§ Work instruction:
Please filter the data down to the lines that include the word "Required" and copy them.
★ ★ ★ ★
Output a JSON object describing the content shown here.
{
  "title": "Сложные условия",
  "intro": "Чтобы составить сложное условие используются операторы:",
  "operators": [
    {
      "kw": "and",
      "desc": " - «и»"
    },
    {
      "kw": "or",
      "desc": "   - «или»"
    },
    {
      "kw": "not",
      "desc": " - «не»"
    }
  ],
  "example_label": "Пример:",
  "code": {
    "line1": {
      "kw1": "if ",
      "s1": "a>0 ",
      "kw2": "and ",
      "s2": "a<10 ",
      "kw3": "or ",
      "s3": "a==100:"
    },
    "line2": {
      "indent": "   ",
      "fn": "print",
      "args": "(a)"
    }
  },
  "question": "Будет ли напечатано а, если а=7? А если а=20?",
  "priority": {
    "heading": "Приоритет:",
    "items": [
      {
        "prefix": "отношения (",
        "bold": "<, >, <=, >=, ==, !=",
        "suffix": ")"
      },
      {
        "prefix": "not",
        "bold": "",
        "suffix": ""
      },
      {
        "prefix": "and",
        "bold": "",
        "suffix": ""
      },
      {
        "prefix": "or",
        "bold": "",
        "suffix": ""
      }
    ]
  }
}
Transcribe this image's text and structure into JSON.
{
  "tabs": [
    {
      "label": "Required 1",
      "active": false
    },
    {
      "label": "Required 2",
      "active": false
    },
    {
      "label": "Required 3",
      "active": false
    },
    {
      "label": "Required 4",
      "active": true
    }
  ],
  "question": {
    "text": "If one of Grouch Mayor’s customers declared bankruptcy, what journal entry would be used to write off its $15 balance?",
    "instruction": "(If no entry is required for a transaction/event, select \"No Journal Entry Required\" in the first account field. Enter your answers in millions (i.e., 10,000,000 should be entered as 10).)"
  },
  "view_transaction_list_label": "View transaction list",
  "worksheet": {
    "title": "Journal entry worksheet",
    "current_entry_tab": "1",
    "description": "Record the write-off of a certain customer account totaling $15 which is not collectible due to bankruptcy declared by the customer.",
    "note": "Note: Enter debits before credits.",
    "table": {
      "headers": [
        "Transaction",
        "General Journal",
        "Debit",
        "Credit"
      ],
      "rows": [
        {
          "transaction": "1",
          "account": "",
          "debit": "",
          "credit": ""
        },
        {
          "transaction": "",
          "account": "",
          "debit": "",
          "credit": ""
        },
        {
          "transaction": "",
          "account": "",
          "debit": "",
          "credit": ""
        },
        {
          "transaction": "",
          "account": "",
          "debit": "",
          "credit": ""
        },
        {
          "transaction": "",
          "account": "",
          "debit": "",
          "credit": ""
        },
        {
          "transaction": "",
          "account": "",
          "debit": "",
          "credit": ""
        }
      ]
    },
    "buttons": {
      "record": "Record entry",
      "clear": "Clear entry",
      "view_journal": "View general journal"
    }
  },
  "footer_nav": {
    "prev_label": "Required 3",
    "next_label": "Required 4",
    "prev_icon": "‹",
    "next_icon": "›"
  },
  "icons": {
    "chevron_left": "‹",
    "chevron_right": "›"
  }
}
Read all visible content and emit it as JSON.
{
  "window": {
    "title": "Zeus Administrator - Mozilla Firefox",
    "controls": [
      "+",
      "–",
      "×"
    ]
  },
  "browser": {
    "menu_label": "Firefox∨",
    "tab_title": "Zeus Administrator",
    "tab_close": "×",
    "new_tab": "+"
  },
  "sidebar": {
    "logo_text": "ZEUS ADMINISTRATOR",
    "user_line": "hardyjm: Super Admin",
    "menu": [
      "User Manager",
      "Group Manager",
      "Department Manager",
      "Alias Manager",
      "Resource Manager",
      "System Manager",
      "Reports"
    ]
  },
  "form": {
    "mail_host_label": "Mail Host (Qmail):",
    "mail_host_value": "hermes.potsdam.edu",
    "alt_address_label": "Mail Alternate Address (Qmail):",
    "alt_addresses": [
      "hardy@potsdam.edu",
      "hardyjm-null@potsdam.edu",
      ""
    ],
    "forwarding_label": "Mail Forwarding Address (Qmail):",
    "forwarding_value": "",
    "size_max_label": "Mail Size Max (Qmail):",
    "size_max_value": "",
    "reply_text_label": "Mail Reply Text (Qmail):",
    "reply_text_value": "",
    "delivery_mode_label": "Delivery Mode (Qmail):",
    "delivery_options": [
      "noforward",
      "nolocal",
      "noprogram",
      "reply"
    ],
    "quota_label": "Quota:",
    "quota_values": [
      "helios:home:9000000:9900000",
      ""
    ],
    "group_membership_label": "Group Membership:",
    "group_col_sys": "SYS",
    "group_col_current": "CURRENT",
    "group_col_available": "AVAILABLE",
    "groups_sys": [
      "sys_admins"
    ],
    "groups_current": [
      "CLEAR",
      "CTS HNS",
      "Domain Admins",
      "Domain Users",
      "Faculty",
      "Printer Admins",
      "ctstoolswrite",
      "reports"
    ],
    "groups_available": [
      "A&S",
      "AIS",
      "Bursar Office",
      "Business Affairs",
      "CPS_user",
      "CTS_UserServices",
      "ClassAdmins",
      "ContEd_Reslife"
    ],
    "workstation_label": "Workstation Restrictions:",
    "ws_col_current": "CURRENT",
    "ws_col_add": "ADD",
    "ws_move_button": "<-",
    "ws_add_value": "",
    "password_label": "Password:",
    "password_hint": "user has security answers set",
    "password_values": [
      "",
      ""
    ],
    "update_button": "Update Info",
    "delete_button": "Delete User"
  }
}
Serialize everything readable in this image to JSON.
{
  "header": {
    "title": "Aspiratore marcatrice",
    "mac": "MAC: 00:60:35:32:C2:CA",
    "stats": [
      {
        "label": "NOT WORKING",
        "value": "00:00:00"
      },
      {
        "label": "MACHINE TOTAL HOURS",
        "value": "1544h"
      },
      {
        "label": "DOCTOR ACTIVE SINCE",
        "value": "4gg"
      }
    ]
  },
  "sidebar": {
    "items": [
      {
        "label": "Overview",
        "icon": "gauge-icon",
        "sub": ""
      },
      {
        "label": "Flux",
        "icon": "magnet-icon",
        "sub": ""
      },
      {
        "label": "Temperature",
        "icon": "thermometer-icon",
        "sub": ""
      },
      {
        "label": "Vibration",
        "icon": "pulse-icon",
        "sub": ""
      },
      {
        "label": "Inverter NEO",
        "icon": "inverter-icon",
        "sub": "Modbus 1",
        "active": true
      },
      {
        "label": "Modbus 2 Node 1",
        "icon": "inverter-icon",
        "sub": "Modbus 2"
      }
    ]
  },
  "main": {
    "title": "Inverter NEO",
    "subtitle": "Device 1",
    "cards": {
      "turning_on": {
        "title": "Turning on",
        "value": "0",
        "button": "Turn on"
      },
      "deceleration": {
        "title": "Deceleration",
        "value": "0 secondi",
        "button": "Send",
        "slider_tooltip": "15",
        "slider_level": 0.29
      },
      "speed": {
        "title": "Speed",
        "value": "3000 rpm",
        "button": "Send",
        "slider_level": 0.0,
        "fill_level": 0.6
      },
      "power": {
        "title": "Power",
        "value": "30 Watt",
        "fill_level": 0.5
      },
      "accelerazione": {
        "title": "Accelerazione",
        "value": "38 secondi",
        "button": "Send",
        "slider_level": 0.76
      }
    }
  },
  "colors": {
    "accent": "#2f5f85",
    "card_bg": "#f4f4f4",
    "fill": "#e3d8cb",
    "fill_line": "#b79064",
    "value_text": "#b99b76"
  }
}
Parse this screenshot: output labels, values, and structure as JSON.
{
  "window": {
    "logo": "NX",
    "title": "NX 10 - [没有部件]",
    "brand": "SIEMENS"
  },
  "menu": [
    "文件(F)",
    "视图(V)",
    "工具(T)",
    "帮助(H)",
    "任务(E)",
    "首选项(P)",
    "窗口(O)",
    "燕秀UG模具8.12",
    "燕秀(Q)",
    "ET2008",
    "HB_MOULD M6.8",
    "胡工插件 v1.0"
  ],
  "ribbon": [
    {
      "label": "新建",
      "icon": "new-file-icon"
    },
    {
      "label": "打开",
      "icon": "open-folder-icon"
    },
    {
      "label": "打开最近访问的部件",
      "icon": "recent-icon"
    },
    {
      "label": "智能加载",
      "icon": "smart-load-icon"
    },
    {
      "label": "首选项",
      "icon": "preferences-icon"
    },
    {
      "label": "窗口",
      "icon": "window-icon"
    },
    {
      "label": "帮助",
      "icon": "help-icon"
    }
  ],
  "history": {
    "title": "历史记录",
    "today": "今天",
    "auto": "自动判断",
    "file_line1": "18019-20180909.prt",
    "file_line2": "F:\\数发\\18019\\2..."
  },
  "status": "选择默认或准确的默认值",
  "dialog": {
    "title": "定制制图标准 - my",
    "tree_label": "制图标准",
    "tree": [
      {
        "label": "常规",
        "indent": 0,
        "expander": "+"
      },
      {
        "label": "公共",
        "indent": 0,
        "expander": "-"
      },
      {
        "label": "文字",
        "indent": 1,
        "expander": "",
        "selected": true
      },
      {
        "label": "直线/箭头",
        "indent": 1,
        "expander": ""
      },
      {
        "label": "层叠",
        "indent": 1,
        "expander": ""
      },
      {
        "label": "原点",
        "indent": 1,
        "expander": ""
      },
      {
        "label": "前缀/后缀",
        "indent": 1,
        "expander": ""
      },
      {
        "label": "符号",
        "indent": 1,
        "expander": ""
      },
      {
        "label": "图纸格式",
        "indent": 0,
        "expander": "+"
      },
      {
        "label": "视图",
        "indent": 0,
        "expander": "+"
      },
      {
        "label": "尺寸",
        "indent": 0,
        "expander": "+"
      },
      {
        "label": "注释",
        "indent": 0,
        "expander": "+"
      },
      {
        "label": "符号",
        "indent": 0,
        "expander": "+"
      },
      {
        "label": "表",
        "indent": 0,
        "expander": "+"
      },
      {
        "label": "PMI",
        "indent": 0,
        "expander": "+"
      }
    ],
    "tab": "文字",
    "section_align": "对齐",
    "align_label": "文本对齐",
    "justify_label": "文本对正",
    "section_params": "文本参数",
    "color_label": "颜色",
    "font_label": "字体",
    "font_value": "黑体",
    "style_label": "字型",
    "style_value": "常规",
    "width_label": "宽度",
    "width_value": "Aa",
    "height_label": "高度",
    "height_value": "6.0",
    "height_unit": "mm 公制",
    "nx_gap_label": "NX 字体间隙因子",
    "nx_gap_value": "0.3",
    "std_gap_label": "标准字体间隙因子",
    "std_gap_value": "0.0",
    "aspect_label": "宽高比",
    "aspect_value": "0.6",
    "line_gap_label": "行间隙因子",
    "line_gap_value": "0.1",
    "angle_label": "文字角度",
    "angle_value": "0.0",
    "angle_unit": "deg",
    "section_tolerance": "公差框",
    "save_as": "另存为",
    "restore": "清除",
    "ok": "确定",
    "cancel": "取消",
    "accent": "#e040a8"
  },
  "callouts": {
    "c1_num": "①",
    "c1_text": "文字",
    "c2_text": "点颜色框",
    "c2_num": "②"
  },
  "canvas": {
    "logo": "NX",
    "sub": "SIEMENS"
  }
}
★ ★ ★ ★
§ Written answer:
      "label": "Required 1",
      "label": "Required 2",
      "label": "Required 3",
      "label": "Required 4",
    "instruction": "(If no entry is required for a transaction/event, select \"No Journal Entry Required\" in the first account field. Enter your answers in millions (i.e., 10,000,000 should be entered as 10).)"
    "prev_label": "Required 3",
    "next_label": "Required 4",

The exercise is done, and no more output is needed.